Healthcare financing systems for increasing the use of tobacco dependence treatment
Cochrane Database of Systematic Reviews, 2012
Healthcare financing systems for increasing the use of tobacco dependence treatment - The Cochrane Library - Reda - Wiley Online Library from LOGIN Enter e-mail address Enter password REMEMBER ME > > > > DATABASE TOOLS DATABASE MENU FIND ARTICLES OTHER RESOURCES Intervention Review You have full text access to this content Healthcare financing systems for increasing the use of tobacco dependence treatment Ayalu A Reda 1,2 , Daniel Kotz 1 , Silvia M A A Evers 3 , Constant Paul van Schayck 4,* Editorial Group: Published Online: 13 JUN 2012 Assessed as up-to-date: 8 MAY 2012 DOI: 10.1002/14651858.CD004305.pub4 Copyright © 2012 The Cochrane Collaboration.
Publication History Publication Status: New search for studies and content updated (no change to conclusions) Published Online: 13 JUN 2012 SEARCH ARTICLE TOOLS Abstract Abstract Background We hypothesized that provision of financial assistance for smokers trying to quit, or reimbursement of their care providers, could lead to an increased rate of successful quit attempts.

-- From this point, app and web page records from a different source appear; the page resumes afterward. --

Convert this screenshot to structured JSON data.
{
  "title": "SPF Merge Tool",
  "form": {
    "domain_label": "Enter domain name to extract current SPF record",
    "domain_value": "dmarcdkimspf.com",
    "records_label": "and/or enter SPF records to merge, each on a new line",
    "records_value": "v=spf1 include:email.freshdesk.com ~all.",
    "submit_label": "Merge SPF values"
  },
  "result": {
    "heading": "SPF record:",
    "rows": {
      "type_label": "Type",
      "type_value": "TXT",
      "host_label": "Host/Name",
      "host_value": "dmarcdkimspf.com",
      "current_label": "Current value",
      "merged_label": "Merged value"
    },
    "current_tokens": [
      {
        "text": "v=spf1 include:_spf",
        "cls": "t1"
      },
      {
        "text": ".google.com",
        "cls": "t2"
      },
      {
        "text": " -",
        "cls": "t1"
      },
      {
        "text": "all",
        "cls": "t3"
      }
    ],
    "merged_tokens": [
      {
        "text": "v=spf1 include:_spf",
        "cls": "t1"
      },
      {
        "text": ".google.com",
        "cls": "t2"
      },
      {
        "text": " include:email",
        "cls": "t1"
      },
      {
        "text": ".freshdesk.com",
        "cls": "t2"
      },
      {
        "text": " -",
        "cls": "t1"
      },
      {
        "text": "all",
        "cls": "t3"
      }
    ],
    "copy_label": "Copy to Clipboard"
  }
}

Objectives The primary objective of this review was to assess the impact of reducing the costs of providing or using smoking cessation treatment through healthcare financing interventions on abstinence from smoking.
The secondary objectives were to examine the effects of different levels of financial support on the use and/or prescription of smoking cessation treatment and on the number of smokers making a quit attempt.
Selection criteria We considered randomised controlled trials (RCTs), controlled trials and interrupted time series studies involving financial benefit interventions to smokers or their healthcare providers or both.
Data collection and analysis Two reviewers independently extracted data and assessed the quality of the included studies.
Risk ratios (RR) were calculated for individual studies on an intention-to-treat basis and meta-analysis was performed using a random-effects model.
We included economic evaluations when a study presented the costs and effects of two or more alternatives.
Main results We found eleven trials involving financial interventions directed at smokers and healthcare providers.
Full financial interventions directed at smokers had a statistically significant favourable effect on abstinence at six months or greater when compared to no intervention (RR 2.45, 95% CI 1.17 to 5.12, I² = 59%, 4 studies).
There was also a significant effect of full financial interventions when compared to no interventions on the number of participants making a quit attempt (RR 1.11, 95% CI 1.04 to 1.32, I² = 15%) and use of smoking cessation treatment (NRT: RR 1.83, 95% CI 1.55 to 2.15, I² = 43%; bupropion: RR 3.22, 95% CI 1.41 to 7.34, I² = 71%; behavioural therapy: RR 1.77, 95% CI 1.19 to 2.65).